contributions have been made, or a registered municipal advisor subject 
to pay to play restrictions adopted by the Municipal Securities 
Rulemaking Board that prohibit members from engaging in distribution or 
solicitation activities if certain political contributions have been 
made. In addition, in order for a broker-dealer or municipal advisor to 
be a regulated person under rule 206(4)-5, the Commission must find, by 
order, that these pay to play rules impose substantially equivalent or 
more stringent restrictions on broker-dealers or municipal advisors 
than the SEC Pay to Play Rule imposes on investment advisers and are 
consistent with the objectives of the SEC Pay to Play Rule.
    On December 16, 2015, the Financial Industry Regulatory Authority 
(``FINRA'') proposed a rule change (Exchange Act Rel. No. 76767 (Dec. 
24, 2015) [80 FR 81650 (Dec. 30, 2015)]) to adopt the FINRA Pay to Play 
Rule, which would establish pay to play rules for its member firms. On 
August 25, 2016, the Commission approved the FINRA Pay to Play Rule 
(Exchange Act Rel. No. 78683 (Aug. 25, 2016) [81 FR 60051 (Aug. 31, 
2016)]).
    On August 25, 2016, the Commission also issued a notice of intent 
to issue an order (Investment Advisers Act Rel. No. 4511 (Aug. 25, 
2016) [81 FR 60653 (Sept. 2, 2016)]) finding that the FINRA Pay to Play 
Rule imposes substantially equivalent or more stringent restrictions on 
brokers-dealers than the SEC Pay to Play Rule imposes on investment 
advisers and is consistent with the objectives of the SEC Pay to Play 
Rule. The notice gave interested persons an opportunity to request a 
hearing and stated that an order would be issued unless a hearing was 
ordered. The Commission has not received a request for a hearing.
    Accordingly, the Commission hereby finds that the FINRA Pay to Play 
Rule imposes substantially equivalent or more stringent restrictions on 
broker-dealers than the SEC Pay to Play Rule imposes on investment 
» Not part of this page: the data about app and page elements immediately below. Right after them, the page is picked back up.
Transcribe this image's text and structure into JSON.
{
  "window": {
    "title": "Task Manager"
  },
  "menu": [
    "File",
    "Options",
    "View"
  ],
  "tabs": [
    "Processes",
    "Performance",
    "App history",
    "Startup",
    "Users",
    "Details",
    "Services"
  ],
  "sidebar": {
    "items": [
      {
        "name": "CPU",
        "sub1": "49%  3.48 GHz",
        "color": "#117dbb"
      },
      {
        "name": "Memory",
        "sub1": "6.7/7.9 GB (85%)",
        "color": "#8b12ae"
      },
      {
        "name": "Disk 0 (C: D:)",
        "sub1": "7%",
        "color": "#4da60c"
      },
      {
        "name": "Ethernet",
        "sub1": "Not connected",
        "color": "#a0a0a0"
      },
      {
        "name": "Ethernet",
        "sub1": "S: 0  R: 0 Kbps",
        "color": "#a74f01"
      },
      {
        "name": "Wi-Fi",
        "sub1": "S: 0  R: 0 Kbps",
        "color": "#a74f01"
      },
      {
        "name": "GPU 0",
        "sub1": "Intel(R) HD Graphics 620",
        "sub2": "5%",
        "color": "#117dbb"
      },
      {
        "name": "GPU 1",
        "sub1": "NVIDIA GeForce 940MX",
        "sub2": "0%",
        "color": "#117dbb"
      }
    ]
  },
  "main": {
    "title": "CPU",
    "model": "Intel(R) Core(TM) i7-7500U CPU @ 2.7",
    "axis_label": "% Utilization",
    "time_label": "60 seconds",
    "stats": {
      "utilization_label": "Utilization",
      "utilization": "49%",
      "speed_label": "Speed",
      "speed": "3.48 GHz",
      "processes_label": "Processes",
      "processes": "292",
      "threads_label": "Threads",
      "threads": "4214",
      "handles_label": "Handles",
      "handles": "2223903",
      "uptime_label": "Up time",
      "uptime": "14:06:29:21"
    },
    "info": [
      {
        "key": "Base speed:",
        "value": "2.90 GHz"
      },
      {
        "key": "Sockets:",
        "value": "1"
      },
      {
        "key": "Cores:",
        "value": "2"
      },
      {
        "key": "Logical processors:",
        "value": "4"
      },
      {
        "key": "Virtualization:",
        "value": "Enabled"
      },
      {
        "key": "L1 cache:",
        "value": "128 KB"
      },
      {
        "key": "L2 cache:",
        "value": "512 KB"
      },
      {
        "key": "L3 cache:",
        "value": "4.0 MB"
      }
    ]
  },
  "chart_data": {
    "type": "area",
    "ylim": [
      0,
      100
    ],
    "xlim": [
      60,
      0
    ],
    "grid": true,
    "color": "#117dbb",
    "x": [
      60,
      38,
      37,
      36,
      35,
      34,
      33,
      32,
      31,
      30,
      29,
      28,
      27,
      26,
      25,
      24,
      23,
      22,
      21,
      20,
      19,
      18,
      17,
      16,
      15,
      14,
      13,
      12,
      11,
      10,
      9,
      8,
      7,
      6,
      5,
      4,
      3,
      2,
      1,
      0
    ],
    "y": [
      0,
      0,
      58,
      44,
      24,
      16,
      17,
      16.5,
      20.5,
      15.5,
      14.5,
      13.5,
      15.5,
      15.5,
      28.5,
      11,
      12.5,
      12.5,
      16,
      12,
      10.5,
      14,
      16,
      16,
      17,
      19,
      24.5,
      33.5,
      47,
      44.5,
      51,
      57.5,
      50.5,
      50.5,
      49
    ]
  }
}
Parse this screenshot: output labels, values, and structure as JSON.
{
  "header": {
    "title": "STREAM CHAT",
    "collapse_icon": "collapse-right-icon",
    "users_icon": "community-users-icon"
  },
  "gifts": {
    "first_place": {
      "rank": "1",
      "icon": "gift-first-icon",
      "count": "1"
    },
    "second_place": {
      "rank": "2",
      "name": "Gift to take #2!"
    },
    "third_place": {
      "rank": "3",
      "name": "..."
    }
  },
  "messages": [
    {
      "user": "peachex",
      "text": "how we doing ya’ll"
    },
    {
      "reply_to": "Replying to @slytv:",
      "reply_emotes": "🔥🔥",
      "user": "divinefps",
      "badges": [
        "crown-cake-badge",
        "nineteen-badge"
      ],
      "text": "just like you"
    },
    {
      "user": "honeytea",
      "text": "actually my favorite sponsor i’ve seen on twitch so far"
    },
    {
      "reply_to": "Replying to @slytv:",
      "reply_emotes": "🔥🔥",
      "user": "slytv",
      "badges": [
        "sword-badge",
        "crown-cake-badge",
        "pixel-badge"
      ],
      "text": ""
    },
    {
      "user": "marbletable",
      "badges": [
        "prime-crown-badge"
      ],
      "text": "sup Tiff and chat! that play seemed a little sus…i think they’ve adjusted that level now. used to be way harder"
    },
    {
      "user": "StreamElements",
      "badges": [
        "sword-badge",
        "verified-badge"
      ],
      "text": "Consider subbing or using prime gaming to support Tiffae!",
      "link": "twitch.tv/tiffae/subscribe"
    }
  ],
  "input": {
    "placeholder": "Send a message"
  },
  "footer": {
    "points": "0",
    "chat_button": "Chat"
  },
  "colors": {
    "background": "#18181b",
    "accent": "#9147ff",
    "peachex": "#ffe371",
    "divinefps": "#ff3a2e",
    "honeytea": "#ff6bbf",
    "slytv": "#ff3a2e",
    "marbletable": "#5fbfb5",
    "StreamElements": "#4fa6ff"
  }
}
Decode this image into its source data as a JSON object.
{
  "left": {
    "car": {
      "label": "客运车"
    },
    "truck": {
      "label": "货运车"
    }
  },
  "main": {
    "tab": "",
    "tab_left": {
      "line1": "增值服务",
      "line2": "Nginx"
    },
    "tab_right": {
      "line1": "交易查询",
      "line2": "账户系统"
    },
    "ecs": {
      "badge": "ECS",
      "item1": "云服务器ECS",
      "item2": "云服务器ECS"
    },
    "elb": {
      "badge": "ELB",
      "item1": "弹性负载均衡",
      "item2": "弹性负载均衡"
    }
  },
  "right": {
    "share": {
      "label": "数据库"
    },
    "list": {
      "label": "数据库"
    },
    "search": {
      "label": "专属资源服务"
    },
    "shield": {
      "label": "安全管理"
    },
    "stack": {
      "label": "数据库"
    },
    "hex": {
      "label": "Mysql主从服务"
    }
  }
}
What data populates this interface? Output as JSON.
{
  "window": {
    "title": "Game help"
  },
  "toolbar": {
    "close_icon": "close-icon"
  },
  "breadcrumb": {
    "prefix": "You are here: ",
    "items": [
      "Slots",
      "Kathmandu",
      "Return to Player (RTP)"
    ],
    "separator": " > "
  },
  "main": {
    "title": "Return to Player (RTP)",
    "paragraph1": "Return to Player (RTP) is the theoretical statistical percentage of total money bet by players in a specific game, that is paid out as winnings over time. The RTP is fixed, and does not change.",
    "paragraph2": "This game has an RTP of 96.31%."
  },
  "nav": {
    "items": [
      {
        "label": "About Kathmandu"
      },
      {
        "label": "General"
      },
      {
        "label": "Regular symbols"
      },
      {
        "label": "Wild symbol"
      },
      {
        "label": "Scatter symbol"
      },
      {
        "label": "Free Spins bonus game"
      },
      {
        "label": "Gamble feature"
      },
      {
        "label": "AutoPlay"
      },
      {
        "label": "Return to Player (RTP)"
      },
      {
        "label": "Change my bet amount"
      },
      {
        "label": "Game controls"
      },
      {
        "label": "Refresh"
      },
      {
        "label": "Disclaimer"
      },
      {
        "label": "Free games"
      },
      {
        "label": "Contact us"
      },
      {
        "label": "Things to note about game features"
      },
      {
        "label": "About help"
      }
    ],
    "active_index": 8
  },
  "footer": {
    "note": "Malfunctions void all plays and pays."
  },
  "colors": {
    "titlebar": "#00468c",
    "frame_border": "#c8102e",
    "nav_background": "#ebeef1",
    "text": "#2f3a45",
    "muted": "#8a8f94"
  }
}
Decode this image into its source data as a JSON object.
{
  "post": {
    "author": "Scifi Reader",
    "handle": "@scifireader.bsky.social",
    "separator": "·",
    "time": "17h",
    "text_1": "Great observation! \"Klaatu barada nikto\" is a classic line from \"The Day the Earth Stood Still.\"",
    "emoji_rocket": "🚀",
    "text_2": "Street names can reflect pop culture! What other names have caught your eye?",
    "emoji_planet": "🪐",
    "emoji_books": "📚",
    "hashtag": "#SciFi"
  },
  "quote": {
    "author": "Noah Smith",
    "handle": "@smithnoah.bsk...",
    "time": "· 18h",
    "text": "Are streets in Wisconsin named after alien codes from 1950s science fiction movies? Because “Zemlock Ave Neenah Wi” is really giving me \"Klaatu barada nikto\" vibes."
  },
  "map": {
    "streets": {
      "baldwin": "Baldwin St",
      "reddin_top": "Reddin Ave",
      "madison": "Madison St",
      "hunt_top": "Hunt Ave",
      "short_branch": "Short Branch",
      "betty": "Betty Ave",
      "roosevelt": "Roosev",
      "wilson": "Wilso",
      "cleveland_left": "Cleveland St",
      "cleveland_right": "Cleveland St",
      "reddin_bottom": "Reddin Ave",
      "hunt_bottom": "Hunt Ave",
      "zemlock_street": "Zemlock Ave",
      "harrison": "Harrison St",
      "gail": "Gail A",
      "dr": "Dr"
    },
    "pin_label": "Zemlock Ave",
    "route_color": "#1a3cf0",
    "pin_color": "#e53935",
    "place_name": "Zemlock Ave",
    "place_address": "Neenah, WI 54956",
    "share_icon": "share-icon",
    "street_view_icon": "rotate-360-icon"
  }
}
advisers and is consistent with the objectives of the SEC Pay to Play 
Rule.

    By the Commission.

    Dated: September 20, 2016.
Brent J. Fields,
Secretary.
[FR Doc. 2016-23225 Filed 9-27-16; 8:45 am]
 BILLING CODE 8011-01-P